Of all the types of shops that exist in the world, a general store is
always my favorite. The mix of old and new, practical, and “just because” items makes for a special spot with a little bit of something for everyone. Throw in a beautiful store design and I’m sold. So when I heard about Willoughby General opening in Bed-Stuy, Brooklyn, I was excited and donated to their original Kickstarter campaign. I eagerly followed their renovation process from abandoned barber shop to a clean, modern space with a blend of locally produced food and home goods, a book exchange and plenty of odds and ends to bring home. Last week I took the bus down to the city to meet Sasha and visit Willoughby General in person. We talked with co-owners Barbara Lester and Rae Tutera about what inspired their new shop and what they’re hoping it will grow to be and provide for their neighborhood. Thanks so much to Rae and Barbara for welcoming us! Head to the gallery above for a tour of their beautifully-designed space and if you’re in Brooklyn, head to 518a Willoughby Avenue to check them out in person. xo, grace
Photography by Sasha Israel

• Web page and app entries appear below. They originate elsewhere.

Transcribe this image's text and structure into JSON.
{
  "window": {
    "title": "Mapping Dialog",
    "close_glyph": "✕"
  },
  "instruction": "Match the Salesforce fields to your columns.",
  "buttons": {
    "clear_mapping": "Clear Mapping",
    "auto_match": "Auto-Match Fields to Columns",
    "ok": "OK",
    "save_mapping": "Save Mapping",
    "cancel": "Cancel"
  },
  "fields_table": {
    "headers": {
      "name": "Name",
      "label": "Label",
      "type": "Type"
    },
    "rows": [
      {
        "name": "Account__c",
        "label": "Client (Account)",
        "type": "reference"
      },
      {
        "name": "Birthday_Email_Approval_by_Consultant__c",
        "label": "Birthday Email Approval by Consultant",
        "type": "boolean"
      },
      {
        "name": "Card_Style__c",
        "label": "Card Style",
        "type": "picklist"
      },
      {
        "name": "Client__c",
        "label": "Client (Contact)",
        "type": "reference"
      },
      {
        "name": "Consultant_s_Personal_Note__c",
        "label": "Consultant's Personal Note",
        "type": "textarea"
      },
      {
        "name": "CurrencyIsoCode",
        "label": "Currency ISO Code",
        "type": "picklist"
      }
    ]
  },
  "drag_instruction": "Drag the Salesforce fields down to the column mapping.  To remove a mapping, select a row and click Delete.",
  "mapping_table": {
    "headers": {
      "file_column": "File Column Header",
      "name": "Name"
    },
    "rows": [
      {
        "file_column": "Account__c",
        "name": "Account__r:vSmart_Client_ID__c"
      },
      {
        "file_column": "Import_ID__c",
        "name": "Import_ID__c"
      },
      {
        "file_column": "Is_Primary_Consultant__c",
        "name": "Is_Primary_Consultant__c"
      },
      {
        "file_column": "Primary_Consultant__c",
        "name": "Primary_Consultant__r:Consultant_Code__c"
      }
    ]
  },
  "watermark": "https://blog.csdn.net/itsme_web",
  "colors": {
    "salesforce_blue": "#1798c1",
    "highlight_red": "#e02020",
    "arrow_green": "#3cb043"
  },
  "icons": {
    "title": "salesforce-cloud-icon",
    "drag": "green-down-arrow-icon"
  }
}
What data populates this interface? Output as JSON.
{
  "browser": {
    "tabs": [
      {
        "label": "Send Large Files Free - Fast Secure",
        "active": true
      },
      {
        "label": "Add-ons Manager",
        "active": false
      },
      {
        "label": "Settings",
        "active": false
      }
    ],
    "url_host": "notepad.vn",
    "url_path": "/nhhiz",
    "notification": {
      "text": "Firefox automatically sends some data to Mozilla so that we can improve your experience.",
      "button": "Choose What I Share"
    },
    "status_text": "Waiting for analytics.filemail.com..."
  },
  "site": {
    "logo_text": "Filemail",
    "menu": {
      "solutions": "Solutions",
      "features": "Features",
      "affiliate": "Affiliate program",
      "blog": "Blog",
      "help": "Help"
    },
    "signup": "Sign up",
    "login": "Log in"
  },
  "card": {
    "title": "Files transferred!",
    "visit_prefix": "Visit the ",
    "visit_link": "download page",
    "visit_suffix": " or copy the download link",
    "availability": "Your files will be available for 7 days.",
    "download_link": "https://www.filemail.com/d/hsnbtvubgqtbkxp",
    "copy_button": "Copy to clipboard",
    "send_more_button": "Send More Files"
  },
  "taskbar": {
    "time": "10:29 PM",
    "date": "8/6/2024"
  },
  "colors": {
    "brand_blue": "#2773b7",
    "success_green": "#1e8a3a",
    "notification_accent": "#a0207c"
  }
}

The new exterior of 518a Willoughby Avenue, a long-closed barber shop now given a new life as Willoughby General. Barbara first saw this storefront eight years ago, when it was still Star-Lite Barbershop. After the former owner closed his shop, it was boarded up and used as a storage unit for the landlords. Rae and Barbara both fantasized about opening something in this space and eventually Barbara got the landlords' number from a friend in the neighboring building. (The exterior is metal sheeting painted in warm organic colors that go with the flowers in the windows -- Benjamin Moore's Sage and Vintage Charm)
Willoughby General's goal is, "to be an outpost with a little bit of everything." Rae explained that their goal is also, "to be welcoming so that people who make things or who have ideas about how to use the space will keep coming by and sharing their creations and ideas." Rae and Barbara say the neighborhood response has been really welcoming so far. "When we're tempted to regret how long it took us to complete our build-out, we remind ourselves how lucky we were to get to know so many of our neighbors on Willoughby Avenue in advance of opening our shop. A lot of people know first-hand how hard we worked to get the space ready and it's always heartening when they come in to tell us it looks good or that they're proud of us."
Rae and Barbara started their build-out in late December of 2014. Barbara had just resigned from the mobile crisis unit where she was working and Rae was ready to take on another project in addition to her work with
Bindle & Keep
. "We were both at a moment where we each wanted to work hard but not for someone else," Rae explained. Barbara made a scale model of the shop, built cardboard models of the shelving and counters and drew up basic plans. "Our aesthetic is minimalist with a country vibe, without going full-on country general store."
Rae and Barbara built a community book exchange into the side counter of Willoughby General.
Barbara and Rae worked on the shop's floors (patching and the painting) themselves. Then they hired an electrician, a plumber and a woodworker (Sawyer DeVuyst of
) to finish their early plans. "We opened about 8 months after our build-out began, in part because we had to take time off so Rae could get married to Barbara's daughter (which was another big project in itself because we hosted the wedding up at Barbara's house in Greene County). Our vision for the shop interior was cool and neutral so that the products could all speak for themselves and provide color and contrast." The paint colors inside are Behr Loft Space and Pencil Point.
"We both live in Bed-Stuy just a little over a block from our storefront. For both new residents and long-time residents, shopping off our subway stop is limited," explained Rae. "We've all experienced schlepping food or goods home on the train or bus, wishing we didn't have to. We were inspired to open a shop that could provide the staples many of us have gotten in the habit of leaving the neighborhood for, starting with bread and coffee beans."
The back left corner of the shop has a beautiful ladder that Sasha and I both loved.
The front counter has a mix of coffee, baked goods and other tasty grab-and-go snacks. We also loved the tiny torn-out Celine ad on the back wall featuring Joan Didion.
The right side of the shop has shelving with a mix of home and food products. At the front window is a marble countertop for catching up with friends over snacks and coffee.
A selection of (mostly) locally made products available at the front counter.
"It's a joy to be able carry the goods our friends and neighbors make locally and thoughtfully. In particular, there's Brooklyn Queen honey that we get from Margot Dorn who has a hive on the next block in the Hart to Hart community garden (where Barbara's president). It tastes like flowers and people have been buying it to help quiet their allergies," explained Rae. Recently Rae's friends Hey Anna released their first album, so now they're selling a few copies and playing the vinyl in the shop, too. "That's the thing about the shop that's so exciting; we can be adaptable, collaborative, supportive and expansive because we're a general store."
Rae and Barbara in front of their very first shop counter together. "In the next few years, we hope to grow enough to hire folks to work here so that our roles can evolve. We'd like to launch a web shop and have the time to travel to source goods for it," they explained.
Sasha and I loved the connection Rae and Barbara have. Working together, living in the same building and being family is a very special bond -- one we could definitely see present in their laughs and smiles.